> _Your assignment_:
Return the listing exactly as it appears, but strip out the images.
[[ Supplied records, beginning ]]
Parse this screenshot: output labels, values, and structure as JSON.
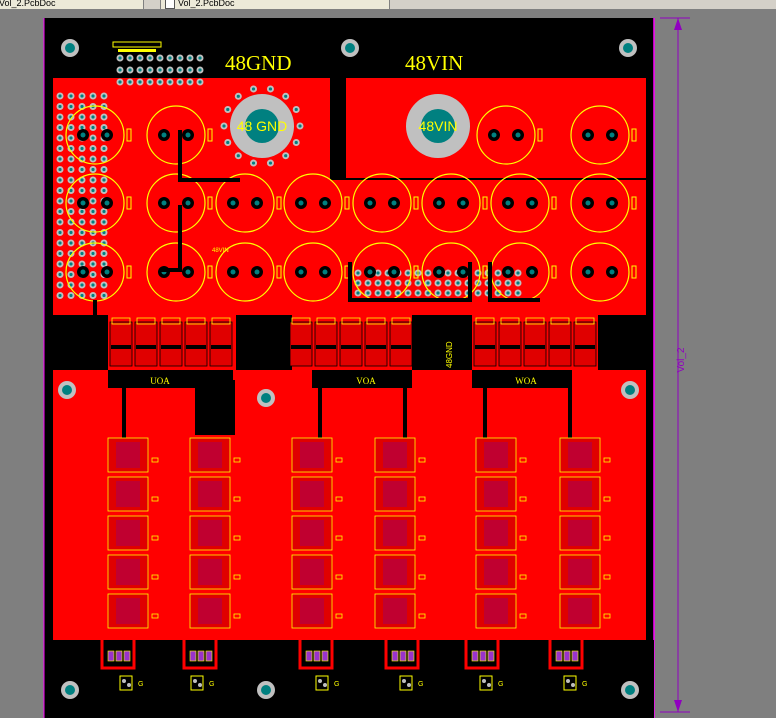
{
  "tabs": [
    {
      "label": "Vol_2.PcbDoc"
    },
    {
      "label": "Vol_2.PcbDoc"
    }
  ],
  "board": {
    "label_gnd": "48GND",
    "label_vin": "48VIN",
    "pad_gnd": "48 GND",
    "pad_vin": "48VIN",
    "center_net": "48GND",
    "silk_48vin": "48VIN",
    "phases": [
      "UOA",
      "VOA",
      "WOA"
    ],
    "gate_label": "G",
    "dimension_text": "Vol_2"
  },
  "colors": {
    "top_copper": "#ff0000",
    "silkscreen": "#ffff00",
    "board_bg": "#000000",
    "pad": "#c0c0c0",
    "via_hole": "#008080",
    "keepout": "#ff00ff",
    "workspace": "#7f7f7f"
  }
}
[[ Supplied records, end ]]
> _Response_:
Parse this screenshot: output labels, values, and structure as JSON.
{
  "tabs": [
    {
      "label": "Vol_2.PcbDoc"
    },
    {
      "label": "Vol_2.PcbDoc"
    }
  ],
  "board": {
    "label_gnd": "48GND",
    "label_vin": "48VIN",
    "pad_gnd": "48 GND",
    "pad_vin": "48VIN",
    "center_net": "48GND",
    "silk_48vin": "48VIN",
    "phases": [
      "UOA",
      "VOA",
      "WOA"
    ],
    "gate_label": "G",
    "dimension_text": "Vol_2"
  },
  "colors": {
    "top_copper": "#ff0000",
    "silkscreen": "#ffff00",
    "board_bg": "#000000",
    "pad": "#c0c0c0",
    "via_hole": "#008080",
    "keepout": "#ff00ff",
    "workspace": "#7f7f7f"
  }
}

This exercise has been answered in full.